The plan for the Vegas Golden Knights was simple to the point of being fool-proof — draft a team of valuable, moveable assets that can be traded at some point this season.
In more complicated terms, a team designed to accumulate the maximum number of picks and prospects possible to add to those which had essentially been extorted from the NHL’s other 30 teams in exchange for passing over their more valuable assets during the expansion draft process.
You know, the whole playoffs in three. Cup in six mantra.
The Hockey Gods seemed to smile on the plan when, as though written by the pen of destiny itself, it became evident that the presumptive top pick in the 2018 draft would be the kind of talent so rare, so singular, that the words “can’t-miss” seemed as if they were imagined with them in mind. A franchise-making defenseman.
You can count the true No. 1 defensemen on your hands and feet with some toes left over. I got to 12 before I found myself listing guys who play as their team’s No. 1 but are more suited to the role of No. 2.
The 6-foot Swedish-born defender is the kind of player on the back end that general managers hope desperately to find. He’s an immensely skilled, smooth-skating, two-way defenseman who can play physical, has the size to do so, can rush the puck up the ice and be trusted in his own end.
He has already drawn comparisons to Erik Karlsson.
What a year to be the league’s worst team and, as a result of such futility, have the best odds of winning the draft lottery and selecting this kind of player. The Erik Brannstrom-Dahlin pairing was salivating.
Now, of course the worst team is no longer guaranteed such fruitful endeavors. The Colorado Avalanche, who were shockingly bad to the level of perhaps deserving to be relegated from the league, wound up with the fourth overall selection as they were leapfrogged by Philadelphia, New Jersey, and the Dallas Stars. But, surely that couldn’t happen again ... could it?
Well, I mean, the Edmonton Oilers are bad this year and they simply do not lose draft lotteries. That said, they traded Taylor Hall.
Officially adding "NHL lottery ball specialist" to my hockey resume.— Taylor Hall (@hallsy09) April 30, 2017
Dahlin would become a Golden Knight. Everybody knew it. There was no chance the team would not finish at the bottom of the league standings and, one way or another, end up with the top pick. It was, as I’ve said, destiny.

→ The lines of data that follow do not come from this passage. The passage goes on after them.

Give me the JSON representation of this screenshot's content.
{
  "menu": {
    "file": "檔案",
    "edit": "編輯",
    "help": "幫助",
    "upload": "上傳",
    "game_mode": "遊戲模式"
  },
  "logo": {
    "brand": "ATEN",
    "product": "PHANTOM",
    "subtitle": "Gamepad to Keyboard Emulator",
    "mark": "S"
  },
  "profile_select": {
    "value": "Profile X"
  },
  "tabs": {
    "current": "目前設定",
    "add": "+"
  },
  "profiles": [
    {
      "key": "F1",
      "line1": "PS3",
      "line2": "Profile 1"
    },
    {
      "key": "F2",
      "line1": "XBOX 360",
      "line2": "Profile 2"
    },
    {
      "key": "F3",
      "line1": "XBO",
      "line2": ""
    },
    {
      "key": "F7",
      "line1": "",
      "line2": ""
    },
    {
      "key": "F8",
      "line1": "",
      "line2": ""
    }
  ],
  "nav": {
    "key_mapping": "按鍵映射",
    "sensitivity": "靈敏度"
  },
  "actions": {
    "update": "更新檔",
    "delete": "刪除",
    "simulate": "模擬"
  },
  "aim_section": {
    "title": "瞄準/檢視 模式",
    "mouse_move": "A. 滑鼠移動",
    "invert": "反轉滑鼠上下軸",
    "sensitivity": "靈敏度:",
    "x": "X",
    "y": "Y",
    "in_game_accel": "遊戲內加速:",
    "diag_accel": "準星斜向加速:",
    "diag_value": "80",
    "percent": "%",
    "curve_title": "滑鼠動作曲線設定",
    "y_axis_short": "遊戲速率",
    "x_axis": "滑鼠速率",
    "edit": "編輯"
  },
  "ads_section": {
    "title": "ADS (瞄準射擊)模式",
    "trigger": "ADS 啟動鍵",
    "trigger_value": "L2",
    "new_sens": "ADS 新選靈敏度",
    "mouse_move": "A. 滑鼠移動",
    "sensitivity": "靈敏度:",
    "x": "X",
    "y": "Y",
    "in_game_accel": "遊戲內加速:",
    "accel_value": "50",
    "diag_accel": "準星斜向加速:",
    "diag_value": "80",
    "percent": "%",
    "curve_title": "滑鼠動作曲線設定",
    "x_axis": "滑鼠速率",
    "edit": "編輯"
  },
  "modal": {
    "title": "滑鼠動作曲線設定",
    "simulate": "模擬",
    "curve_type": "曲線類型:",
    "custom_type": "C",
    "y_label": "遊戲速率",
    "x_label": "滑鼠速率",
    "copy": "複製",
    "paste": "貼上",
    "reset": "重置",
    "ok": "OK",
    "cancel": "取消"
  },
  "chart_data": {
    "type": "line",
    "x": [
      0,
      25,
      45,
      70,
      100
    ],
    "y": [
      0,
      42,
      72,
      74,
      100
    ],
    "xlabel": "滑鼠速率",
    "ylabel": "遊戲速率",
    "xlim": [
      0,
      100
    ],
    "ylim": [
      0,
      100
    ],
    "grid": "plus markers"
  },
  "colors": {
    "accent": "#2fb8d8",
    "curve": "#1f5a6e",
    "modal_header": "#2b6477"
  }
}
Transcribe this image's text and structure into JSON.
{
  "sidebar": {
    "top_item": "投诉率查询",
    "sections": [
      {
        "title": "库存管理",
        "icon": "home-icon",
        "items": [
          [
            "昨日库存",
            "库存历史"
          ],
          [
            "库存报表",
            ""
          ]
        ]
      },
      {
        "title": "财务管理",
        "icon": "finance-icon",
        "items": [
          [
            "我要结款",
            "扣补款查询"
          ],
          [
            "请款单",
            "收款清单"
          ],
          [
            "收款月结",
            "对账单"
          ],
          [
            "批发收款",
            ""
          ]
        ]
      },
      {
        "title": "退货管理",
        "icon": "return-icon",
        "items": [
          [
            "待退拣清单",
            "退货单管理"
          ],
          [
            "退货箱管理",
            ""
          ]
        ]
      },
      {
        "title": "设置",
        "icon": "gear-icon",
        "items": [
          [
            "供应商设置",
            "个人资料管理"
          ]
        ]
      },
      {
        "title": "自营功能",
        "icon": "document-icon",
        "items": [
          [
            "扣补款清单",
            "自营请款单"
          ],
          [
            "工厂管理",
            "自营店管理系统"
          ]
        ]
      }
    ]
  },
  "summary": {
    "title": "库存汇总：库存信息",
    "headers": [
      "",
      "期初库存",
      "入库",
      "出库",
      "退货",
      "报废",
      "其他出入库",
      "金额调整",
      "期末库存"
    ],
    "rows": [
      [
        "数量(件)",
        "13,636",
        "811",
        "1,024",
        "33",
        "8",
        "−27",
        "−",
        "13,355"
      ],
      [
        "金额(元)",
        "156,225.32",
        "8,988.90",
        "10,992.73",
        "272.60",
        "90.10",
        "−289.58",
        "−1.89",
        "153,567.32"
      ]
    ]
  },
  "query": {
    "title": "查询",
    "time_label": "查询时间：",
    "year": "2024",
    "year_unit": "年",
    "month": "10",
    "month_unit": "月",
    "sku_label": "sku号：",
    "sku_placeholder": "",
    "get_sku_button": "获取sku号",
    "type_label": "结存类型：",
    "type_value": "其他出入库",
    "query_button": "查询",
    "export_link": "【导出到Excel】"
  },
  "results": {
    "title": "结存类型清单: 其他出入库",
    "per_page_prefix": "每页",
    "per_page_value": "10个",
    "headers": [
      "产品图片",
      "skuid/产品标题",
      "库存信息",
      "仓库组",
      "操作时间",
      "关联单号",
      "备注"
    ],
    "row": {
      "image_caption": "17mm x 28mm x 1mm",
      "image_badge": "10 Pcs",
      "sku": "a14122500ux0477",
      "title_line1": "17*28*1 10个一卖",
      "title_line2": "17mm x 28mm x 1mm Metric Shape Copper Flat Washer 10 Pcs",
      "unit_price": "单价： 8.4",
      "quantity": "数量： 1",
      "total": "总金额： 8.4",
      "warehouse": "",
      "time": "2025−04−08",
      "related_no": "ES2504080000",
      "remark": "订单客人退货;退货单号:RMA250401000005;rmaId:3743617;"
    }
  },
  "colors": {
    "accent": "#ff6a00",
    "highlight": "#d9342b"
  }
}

The plan continued to unfold after the expansion draft. The Golden Knights traded Marc Methot, Trevor van Riemsdyk, and David Schlemko, acquired some picks in the process, and thoughts of what players like James Neal and David Perron would garner in return danced around the heads of the Golden Knight fans.

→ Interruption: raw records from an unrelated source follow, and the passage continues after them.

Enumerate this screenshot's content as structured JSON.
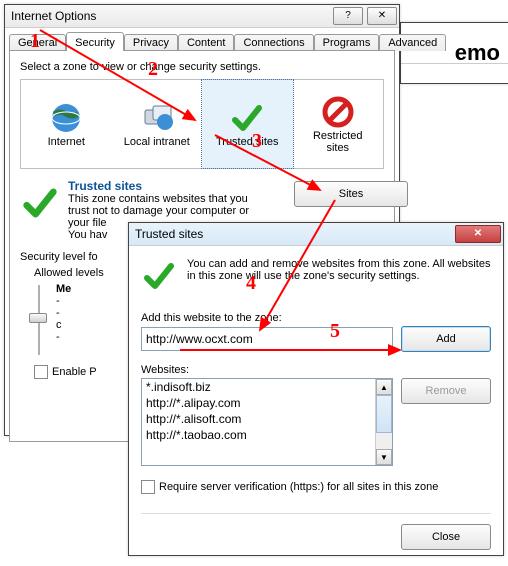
{
  "behind": {
    "title_fragment": "emo"
  },
  "main": {
    "title": "Internet Options",
    "tabs": [
      "General",
      "Security",
      "Privacy",
      "Content",
      "Connections",
      "Programs",
      "Advanced"
    ],
    "active_tab": 1,
    "zone_instruction": "Select a zone to view or change security settings.",
    "zones": [
      {
        "label": "Internet"
      },
      {
        "label": "Local intranet"
      },
      {
        "label": "Trusted sites"
      },
      {
        "label_line1": "Restricted",
        "label_line2": "sites"
      }
    ],
    "group_title": "Trusted sites",
    "group_desc_line1": "This zone contains websites that you",
    "group_desc_line2": "trust not to damage your computer or",
    "group_desc_line3": "your file",
    "group_desc_line4": "You hav",
    "sites_button": "Sites",
    "sec_level_label": "Security level fo",
    "allowed_label": "Allowed levels",
    "level_name": "Me",
    "level_b1": "-",
    "level_b2": "-",
    "level_b3": "c",
    "level_b4": "-",
    "enable_protected": "Enable P"
  },
  "trusted": {
    "title": "Trusted sites",
    "desc": "You can add and remove websites from this zone. All websites in this zone will use the zone's security settings.",
    "add_label": "Add this website to the zone:",
    "add_value": "http://www.ocxt.com",
    "add_button": "Add",
    "websites_label": "Websites:",
    "items": [
      "*.indisoft.biz",
      "http://*.alipay.com",
      "http://*.alisoft.com",
      "http://*.taobao.com"
    ],
    "remove_button": "Remove",
    "require_https": "Require server verification (https:) for all sites in this zone",
    "close_button": "Close"
  },
  "annotations": {
    "n1": "1",
    "n2": "2",
    "n3": "3",
    "n4": "4",
    "n5": "5"
  }
}
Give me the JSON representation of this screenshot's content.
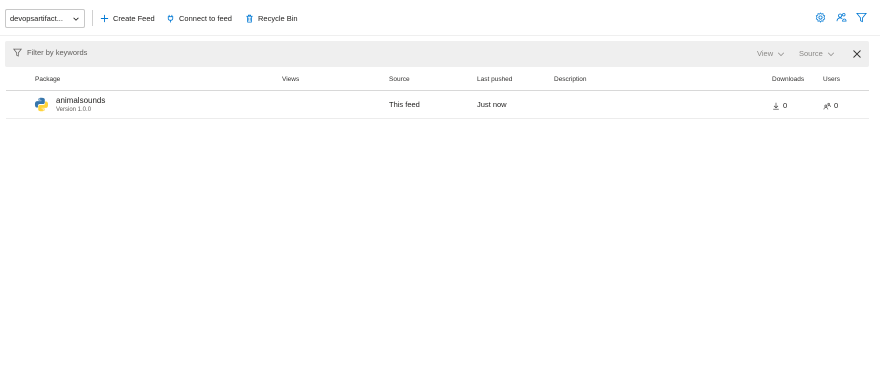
{
  "toolbar": {
    "feed_select_label": "devopsartifact...",
    "create_feed_label": "Create Feed",
    "connect_label": "Connect to feed",
    "recycle_label": "Recycle Bin",
    "icons": [
      "chevron-down-icon",
      "plus-icon",
      "plug-icon",
      "recycle-bin-icon",
      "settings-gear-icon",
      "permissions-icon",
      "filter-icon"
    ]
  },
  "filterbar": {
    "placeholder": "Filter by keywords",
    "view_label": "View",
    "source_label": "Source"
  },
  "table": {
    "columns": {
      "package": "Package",
      "views": "Views",
      "source": "Source",
      "last_pushed": "Last pushed",
      "description": "Description",
      "downloads": "Downloads",
      "users": "Users"
    },
    "rows": [
      {
        "name": "animalsounds",
        "version": "Version 1.0.0",
        "views": "",
        "source": "This feed",
        "last_pushed": "Just now",
        "description": "",
        "downloads": "0",
        "users": "0",
        "icon": "python-icon"
      }
    ]
  },
  "colors": {
    "accent": "#0078d4",
    "filter_bg": "#efefef",
    "python_blue": "#3776ab",
    "python_yellow": "#ffd43b"
  }
}
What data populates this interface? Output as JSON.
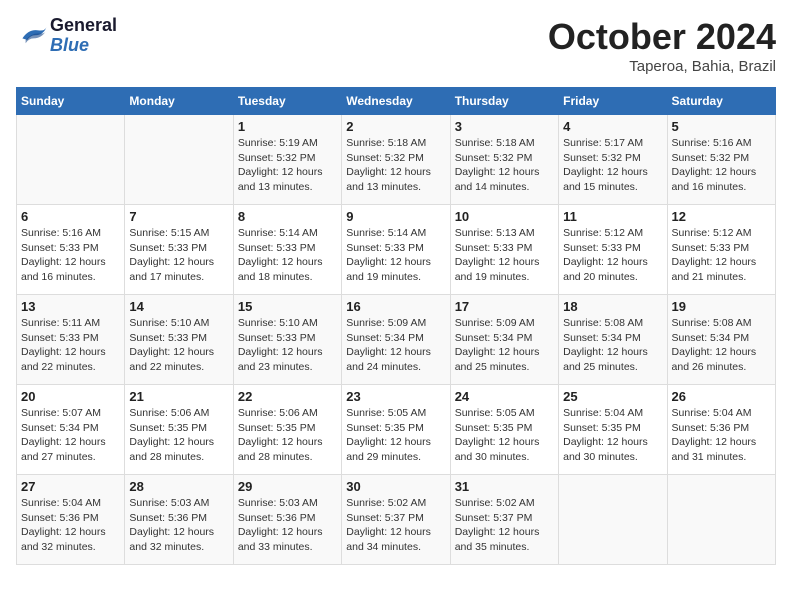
{
  "header": {
    "logo_line1": "General",
    "logo_line2": "Blue",
    "month": "October 2024",
    "location": "Taperoa, Bahia, Brazil"
  },
  "days_of_week": [
    "Sunday",
    "Monday",
    "Tuesday",
    "Wednesday",
    "Thursday",
    "Friday",
    "Saturday"
  ],
  "weeks": [
    [
      {
        "day": "",
        "info": ""
      },
      {
        "day": "",
        "info": ""
      },
      {
        "day": "1",
        "info": "Sunrise: 5:19 AM\nSunset: 5:32 PM\nDaylight: 12 hours\nand 13 minutes."
      },
      {
        "day": "2",
        "info": "Sunrise: 5:18 AM\nSunset: 5:32 PM\nDaylight: 12 hours\nand 13 minutes."
      },
      {
        "day": "3",
        "info": "Sunrise: 5:18 AM\nSunset: 5:32 PM\nDaylight: 12 hours\nand 14 minutes."
      },
      {
        "day": "4",
        "info": "Sunrise: 5:17 AM\nSunset: 5:32 PM\nDaylight: 12 hours\nand 15 minutes."
      },
      {
        "day": "5",
        "info": "Sunrise: 5:16 AM\nSunset: 5:32 PM\nDaylight: 12 hours\nand 16 minutes."
      }
    ],
    [
      {
        "day": "6",
        "info": "Sunrise: 5:16 AM\nSunset: 5:33 PM\nDaylight: 12 hours\nand 16 minutes."
      },
      {
        "day": "7",
        "info": "Sunrise: 5:15 AM\nSunset: 5:33 PM\nDaylight: 12 hours\nand 17 minutes."
      },
      {
        "day": "8",
        "info": "Sunrise: 5:14 AM\nSunset: 5:33 PM\nDaylight: 12 hours\nand 18 minutes."
      },
      {
        "day": "9",
        "info": "Sunrise: 5:14 AM\nSunset: 5:33 PM\nDaylight: 12 hours\nand 19 minutes."
      },
      {
        "day": "10",
        "info": "Sunrise: 5:13 AM\nSunset: 5:33 PM\nDaylight: 12 hours\nand 19 minutes."
      },
      {
        "day": "11",
        "info": "Sunrise: 5:12 AM\nSunset: 5:33 PM\nDaylight: 12 hours\nand 20 minutes."
      },
      {
        "day": "12",
        "info": "Sunrise: 5:12 AM\nSunset: 5:33 PM\nDaylight: 12 hours\nand 21 minutes."
      }
    ],
    [
      {
        "day": "13",
        "info": "Sunrise: 5:11 AM\nSunset: 5:33 PM\nDaylight: 12 hours\nand 22 minutes."
      },
      {
        "day": "14",
        "info": "Sunrise: 5:10 AM\nSunset: 5:33 PM\nDaylight: 12 hours\nand 22 minutes."
      },
      {
        "day": "15",
        "info": "Sunrise: 5:10 AM\nSunset: 5:33 PM\nDaylight: 12 hours\nand 23 minutes."
      },
      {
        "day": "16",
        "info": "Sunrise: 5:09 AM\nSunset: 5:34 PM\nDaylight: 12 hours\nand 24 minutes."
      },
      {
        "day": "17",
        "info": "Sunrise: 5:09 AM\nSunset: 5:34 PM\nDaylight: 12 hours\nand 25 minutes."
      },
      {
        "day": "18",
        "info": "Sunrise: 5:08 AM\nSunset: 5:34 PM\nDaylight: 12 hours\nand 25 minutes."
      },
      {
        "day": "19",
        "info": "Sunrise: 5:08 AM\nSunset: 5:34 PM\nDaylight: 12 hours\nand 26 minutes."
      }
    ],
    [
      {
        "day": "20",
        "info": "Sunrise: 5:07 AM\nSunset: 5:34 PM\nDaylight: 12 hours\nand 27 minutes."
      },
      {
        "day": "21",
        "info": "Sunrise: 5:06 AM\nSunset: 5:35 PM\nDaylight: 12 hours\nand 28 minutes."
      },
      {
        "day": "22",
        "info": "Sunrise: 5:06 AM\nSunset: 5:35 PM\nDaylight: 12 hours\nand 28 minutes."
      },
      {
        "day": "23",
        "info": "Sunrise: 5:05 AM\nSunset: 5:35 PM\nDaylight: 12 hours\nand 29 minutes."
      },
      {
        "day": "24",
        "info": "Sunrise: 5:05 AM\nSunset: 5:35 PM\nDaylight: 12 hours\nand 30 minutes."
      },
      {
        "day": "25",
        "info": "Sunrise: 5:04 AM\nSunset: 5:35 PM\nDaylight: 12 hours\nand 30 minutes."
      },
      {
        "day": "26",
        "info": "Sunrise: 5:04 AM\nSunset: 5:36 PM\nDaylight: 12 hours\nand 31 minutes."
      }
    ],
    [
      {
        "day": "27",
        "info": "Sunrise: 5:04 AM\nSunset: 5:36 PM\nDaylight: 12 hours\nand 32 minutes."
      },
      {
        "day": "28",
        "info": "Sunrise: 5:03 AM\nSunset: 5:36 PM\nDaylight: 12 hours\nand 32 minutes."
      },
      {
        "day": "29",
        "info": "Sunrise: 5:03 AM\nSunset: 5:36 PM\nDaylight: 12 hours\nand 33 minutes."
      },
      {
        "day": "30",
        "info": "Sunrise: 5:02 AM\nSunset: 5:37 PM\nDaylight: 12 hours\nand 34 minutes."
      },
      {
        "day": "31",
        "info": "Sunrise: 5:02 AM\nSunset: 5:37 PM\nDaylight: 12 hours\nand 35 minutes."
      },
      {
        "day": "",
        "info": ""
      },
      {
        "day": "",
        "info": ""
      }
    ]
  ]
}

Then, the inconceivable happened.
The season started. Hockey was played and the Golden Knights didn’t lose. Then more games were played and the sweet Golden Knights still didn’t lose. Before anyone knew it, what had started as a fun little hot streak to start the season quickly became the trend of the season as Vegas defeated team after team.
And not just the bad ones. Not simply the Arizonas and Buffalos of the League, but the bubble teams, and the contenders, and the Cup favourites. From Chicago to St. Louis, Nashville to Tampa Bay, all who faced the Vegas Golden Knights, fell, especially at T-Mobile Arena.
As of Jan. 7, the Golden Knights are 14-5-1 against teams projected to make the playoffs. They are 17-2-1 at home and 29-10-2 overall. They sit atop the Pacific Division, the Western Conference and are three points back of Tampa for the NHL’s top spot, with a game in hand.
This team, despite intentions, despite the analysis and doubts surrounding the roster when it was assembled, despite my dreams of a Dahlin-Brannstrom pairing in Vegas, is a good team. A great team, even.
The Vegas Golden Knights are simply too good to get the No. 1 pick. The dream of what was once lovely has now died, and that seems to be fine.
Destiny, it seems, has bigger plans in store for the Golden Knights (or far more cruel plans depending on how things play out...) and so we here at Knights On Ice say goodbye to the dream of Rasmus Dahlin.
But, also hello to the window that has opened before the Golden Knights to compete right away and, barring some incredibly mismanagement, for long into the future.
Godspeed, Dahlin ... and please end up in the Eastern Conference.